## Problem to solve
Restate the following data in its entirety, word for word and without images.

## Task inputs
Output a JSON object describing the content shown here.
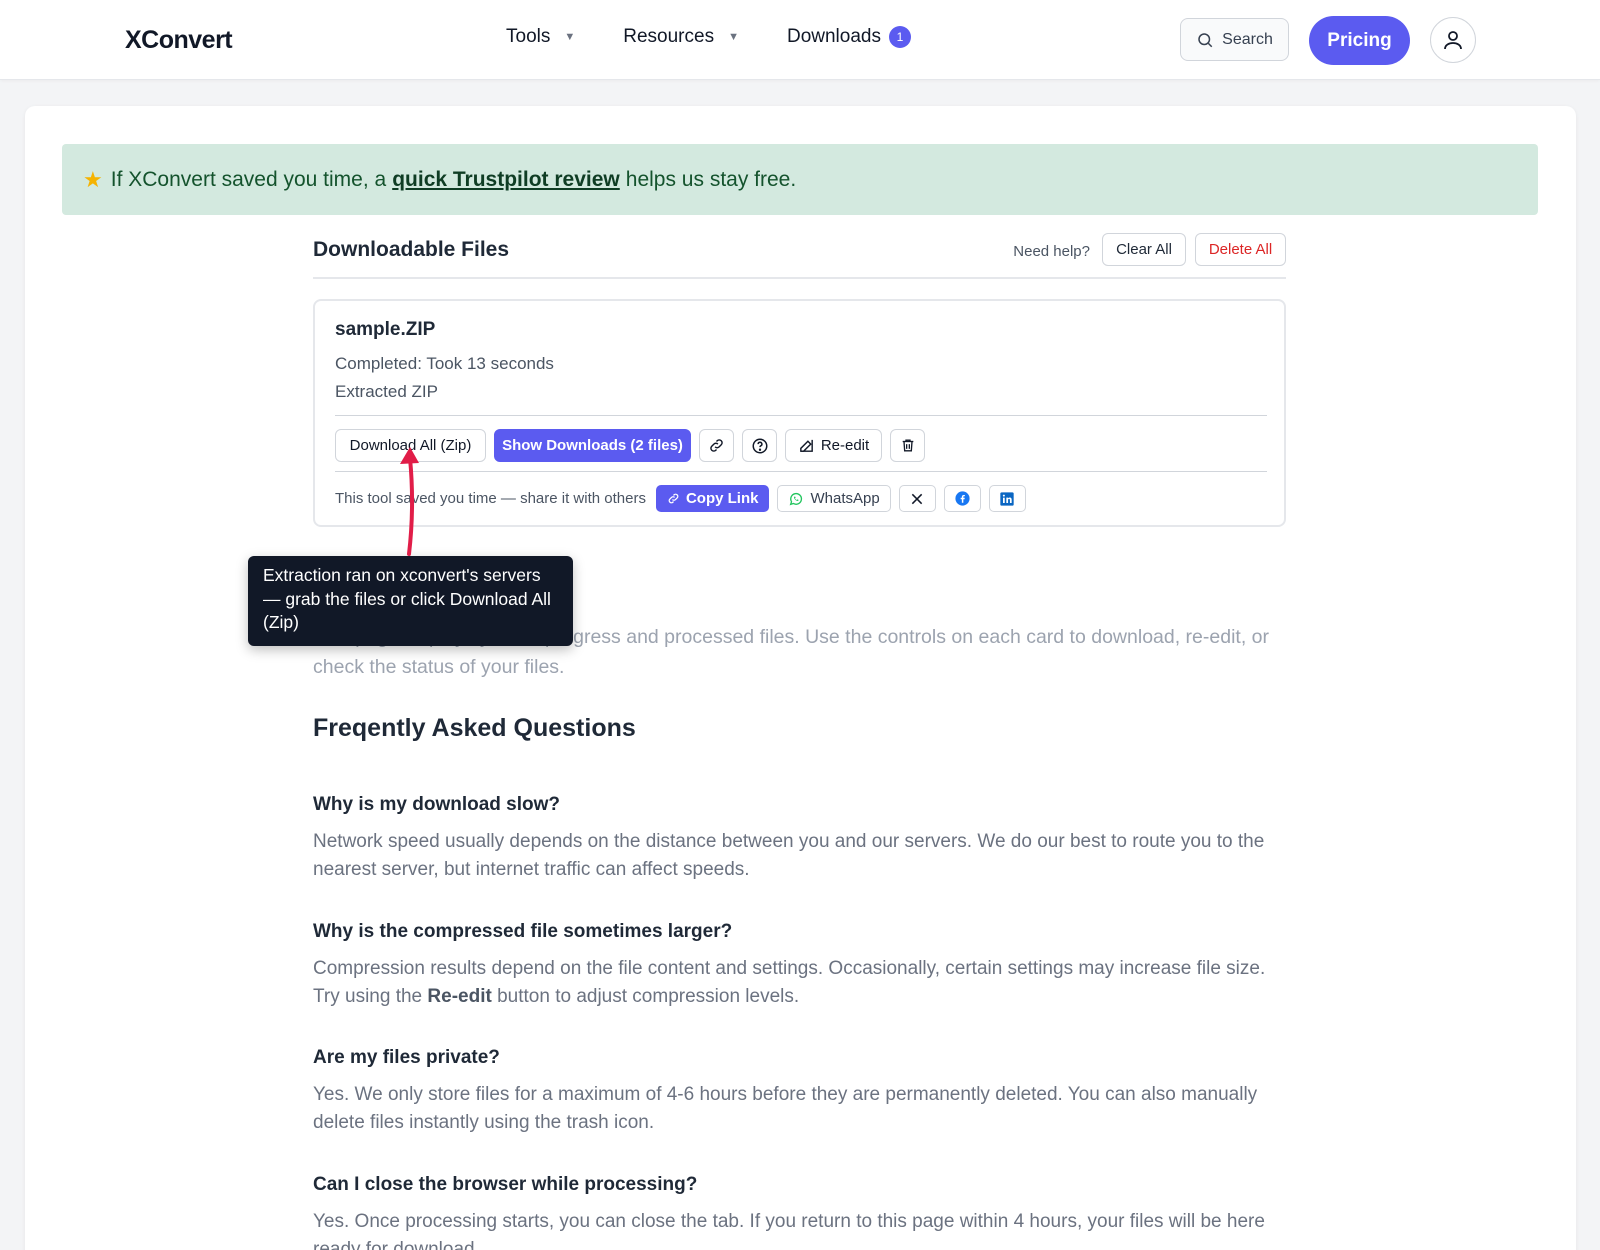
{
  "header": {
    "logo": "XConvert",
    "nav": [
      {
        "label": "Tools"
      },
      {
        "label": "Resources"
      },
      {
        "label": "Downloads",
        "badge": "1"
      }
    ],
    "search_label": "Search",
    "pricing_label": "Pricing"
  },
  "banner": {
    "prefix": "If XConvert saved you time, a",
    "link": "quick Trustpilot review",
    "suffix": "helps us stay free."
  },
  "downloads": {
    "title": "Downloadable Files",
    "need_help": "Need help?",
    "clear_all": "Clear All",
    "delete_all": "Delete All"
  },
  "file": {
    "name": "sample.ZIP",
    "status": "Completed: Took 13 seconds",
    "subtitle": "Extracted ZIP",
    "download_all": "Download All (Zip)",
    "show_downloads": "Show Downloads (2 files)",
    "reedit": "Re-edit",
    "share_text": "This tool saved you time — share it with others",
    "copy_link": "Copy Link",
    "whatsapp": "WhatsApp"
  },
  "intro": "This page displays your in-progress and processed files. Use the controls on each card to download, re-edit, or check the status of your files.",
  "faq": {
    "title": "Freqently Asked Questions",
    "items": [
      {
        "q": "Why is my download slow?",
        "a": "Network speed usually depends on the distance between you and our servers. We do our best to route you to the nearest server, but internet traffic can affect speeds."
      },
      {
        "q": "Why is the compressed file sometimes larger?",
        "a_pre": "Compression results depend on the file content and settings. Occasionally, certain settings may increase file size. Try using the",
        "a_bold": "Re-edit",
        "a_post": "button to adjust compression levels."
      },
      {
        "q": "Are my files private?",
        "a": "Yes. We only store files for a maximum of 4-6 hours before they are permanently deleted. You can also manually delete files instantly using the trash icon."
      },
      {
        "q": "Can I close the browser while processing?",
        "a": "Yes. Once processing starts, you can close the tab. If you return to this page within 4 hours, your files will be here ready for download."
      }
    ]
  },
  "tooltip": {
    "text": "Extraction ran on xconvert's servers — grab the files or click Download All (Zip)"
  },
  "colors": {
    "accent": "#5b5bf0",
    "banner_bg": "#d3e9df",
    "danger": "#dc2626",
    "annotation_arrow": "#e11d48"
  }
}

## Answer section
Output a JSON object describing the content shown here.
{
  "header": {
    "logo": "XConvert",
    "nav": [
      {
        "label": "Tools"
      },
      {
        "label": "Resources"
      },
      {
        "label": "Downloads",
        "badge": "1"
      }
    ],
    "search_label": "Search",
    "pricing_label": "Pricing"
  },
  "banner": {
    "prefix": "If XConvert saved you time, a",
    "link": "quick Trustpilot review",
    "suffix": "helps us stay free."
  },
  "downloads": {
    "title": "Downloadable Files",
    "need_help": "Need help?",
    "clear_all": "Clear All",
    "delete_all": "Delete All"
  },
  "file": {
    "name": "sample.ZIP",
    "status": "Completed: Took 13 seconds",
    "subtitle": "Extracted ZIP",
    "download_all": "Download All (Zip)",
    "show_downloads": "Show Downloads (2 files)",
    "reedit": "Re-edit",
    "share_text": "This tool saved you time — share it with others",
    "copy_link": "Copy Link",
    "whatsapp": "WhatsApp"
  },
  "intro": "This page displays your in-progress and processed files. Use the controls on each card to download, re-edit, or check the status of your files.",
  "faq": {
    "title": "Freqently Asked Questions",
    "items": [
      {
        "q": "Why is my download slow?",
        "a": "Network speed usually depends on the distance between you and our servers. We do our best to route you to the nearest server, but internet traffic can affect speeds."
      },
      {
        "q": "Why is the compressed file sometimes larger?",
        "a_pre": "Compression results depend on the file content and settings. Occasionally, certain settings may increase file size. Try using the",
        "a_bold": "Re-edit",
        "a_post": "button to adjust compression levels."
      },
      {
        "q": "Are my files private?",
        "a": "Yes. We only store files for a maximum of 4-6 hours before they are permanently deleted. You can also manually delete files instantly using the trash icon."
      },
      {
        "q": "Can I close the browser while processing?",
        "a": "Yes. Once processing starts, you can close the tab. If you return to this page within 4 hours, your files will be here ready for download."
      }
    ]
  },
  "tooltip": {
    "text": "Extraction ran on xconvert's servers — grab the files or click Download All (Zip)"
  },
  "colors": {
    "accent": "#5b5bf0",
    "banner_bg": "#d3e9df",
    "danger": "#dc2626",
    "annotation_arrow": "#e11d48"
  }
}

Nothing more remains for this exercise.